I asked Nan if I could say thank you in a public column and she graciously said yes. During my time here I sometimes snuck over to St. Mary’s and heard Father Bob mention "these holy mountains" in his sermons. These mountains are holy; they are special. They deserve our protection and care. To borrow a phrase from our LDS sisters and brothers, "this is the place." And what a great place and people you are. I have never lived in a community with more leaders, more interested and interesting people, more opportunities for the arts, recreation, culture and service. Park City is world-class because of its world-class people. So thank you.
The challenges we face are great: global climate change, cultural clashes, deciding whether or not to live in a climate of fear, redefining and deepening a sense of citizenship. But you are a community that has already begun to address these things. Thank you.
Thank you to our wonderful Mayor Dana and his mission to "increase the love." His passion for government that works is a great gift to the people of Utah. Thank you to all the great volunteers of this town, who make good things happen because they love this place and its people. Thank you to the Interfaith Council that works well together for the good of others. I have never experienced a better ecumenical group. Thank you to my colleagues, Bob Bussen, Jim Flynn, Bob Kaylor and Charles Robinson, all wonderful pastors, whose vision extends beyond their congregations. Thank you to the good people of Shepherd of the Mountains Lutheran, who put up with me for nine years and who will continue to be "in the mountains for good." Thank you to my daughter Emma and her mother Peggy Cain and so many more individuals and groups too numerous to mention. Finally, thank you to God, for the gift of every day, every situation, every moment, without exception.

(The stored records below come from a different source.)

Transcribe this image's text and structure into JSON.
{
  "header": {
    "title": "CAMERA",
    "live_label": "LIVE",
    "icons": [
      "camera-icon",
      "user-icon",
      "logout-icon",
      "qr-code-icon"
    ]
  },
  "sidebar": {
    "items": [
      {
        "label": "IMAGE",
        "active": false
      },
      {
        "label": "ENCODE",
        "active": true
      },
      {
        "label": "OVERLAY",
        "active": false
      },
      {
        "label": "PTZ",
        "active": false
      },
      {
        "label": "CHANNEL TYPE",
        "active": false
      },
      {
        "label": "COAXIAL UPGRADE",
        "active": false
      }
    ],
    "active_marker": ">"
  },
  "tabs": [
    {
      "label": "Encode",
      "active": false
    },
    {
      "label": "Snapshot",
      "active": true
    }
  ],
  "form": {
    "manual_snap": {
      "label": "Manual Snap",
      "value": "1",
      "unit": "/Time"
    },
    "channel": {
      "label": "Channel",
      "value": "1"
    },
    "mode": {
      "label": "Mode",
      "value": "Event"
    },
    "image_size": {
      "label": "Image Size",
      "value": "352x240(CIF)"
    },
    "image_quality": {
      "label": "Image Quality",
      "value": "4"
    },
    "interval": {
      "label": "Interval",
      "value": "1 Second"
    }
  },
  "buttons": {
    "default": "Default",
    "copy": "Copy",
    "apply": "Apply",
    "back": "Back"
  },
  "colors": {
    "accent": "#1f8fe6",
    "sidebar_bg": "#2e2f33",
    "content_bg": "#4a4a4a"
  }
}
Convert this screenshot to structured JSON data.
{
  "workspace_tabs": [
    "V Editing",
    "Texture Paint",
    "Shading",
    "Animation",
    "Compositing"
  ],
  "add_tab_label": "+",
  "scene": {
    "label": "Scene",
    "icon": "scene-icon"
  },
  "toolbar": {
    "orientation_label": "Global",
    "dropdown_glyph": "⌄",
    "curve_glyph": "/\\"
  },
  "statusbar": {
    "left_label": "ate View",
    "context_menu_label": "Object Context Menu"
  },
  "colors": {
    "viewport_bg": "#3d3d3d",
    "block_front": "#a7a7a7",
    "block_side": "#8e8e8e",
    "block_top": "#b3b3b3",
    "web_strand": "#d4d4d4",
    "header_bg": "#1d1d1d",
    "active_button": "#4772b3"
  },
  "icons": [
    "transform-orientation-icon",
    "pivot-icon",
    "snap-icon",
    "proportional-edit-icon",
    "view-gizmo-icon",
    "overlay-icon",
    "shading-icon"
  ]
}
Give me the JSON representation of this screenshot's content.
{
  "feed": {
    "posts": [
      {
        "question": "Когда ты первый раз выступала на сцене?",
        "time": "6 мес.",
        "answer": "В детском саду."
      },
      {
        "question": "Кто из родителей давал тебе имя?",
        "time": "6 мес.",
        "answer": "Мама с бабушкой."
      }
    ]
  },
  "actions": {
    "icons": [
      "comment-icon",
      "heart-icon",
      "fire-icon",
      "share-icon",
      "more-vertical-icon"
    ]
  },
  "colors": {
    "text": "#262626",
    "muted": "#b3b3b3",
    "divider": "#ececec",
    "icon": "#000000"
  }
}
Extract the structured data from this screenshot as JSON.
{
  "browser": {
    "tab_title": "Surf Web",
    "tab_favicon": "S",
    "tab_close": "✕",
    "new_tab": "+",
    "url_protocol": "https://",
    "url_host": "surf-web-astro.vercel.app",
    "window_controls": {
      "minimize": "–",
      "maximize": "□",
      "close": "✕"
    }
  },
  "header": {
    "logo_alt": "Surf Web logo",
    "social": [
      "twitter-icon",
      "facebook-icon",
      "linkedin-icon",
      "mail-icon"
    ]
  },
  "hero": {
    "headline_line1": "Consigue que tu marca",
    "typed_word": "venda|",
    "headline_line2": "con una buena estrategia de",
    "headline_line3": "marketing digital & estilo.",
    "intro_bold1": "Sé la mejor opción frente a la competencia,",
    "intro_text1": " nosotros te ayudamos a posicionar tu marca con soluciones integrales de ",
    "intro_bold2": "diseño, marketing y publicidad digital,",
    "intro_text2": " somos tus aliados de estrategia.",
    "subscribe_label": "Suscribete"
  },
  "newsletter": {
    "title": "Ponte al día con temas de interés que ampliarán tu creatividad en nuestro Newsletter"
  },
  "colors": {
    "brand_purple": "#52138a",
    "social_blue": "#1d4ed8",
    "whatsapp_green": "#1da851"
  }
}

This is the place. It has been a privilege. Thank you.
Support Local Journalism
Support Local Journalism
Readers around Park City and Summit County make the Park Record's work possible. Your financial contribution supports our efforts to deliver quality, locally relevant journalism.
Now more than ever, your support is critical to help us keep our community informed about the evolving coronavirus pandemic and the impact it is having locally. Every contribution, however large or small, will make a difference.
Each donation will be used exclusively for the development and creation of increased news coverage.
Start a dialogue, stay on topic and be civil.
If you don't follow the rules, your comment may be deleted.
User Legend: Moderator Trusted User
Tom Horton from prospector writes that Park City has a prime opportunity to practice a tenet that emerged in the recent visioning process: sustainable tourism.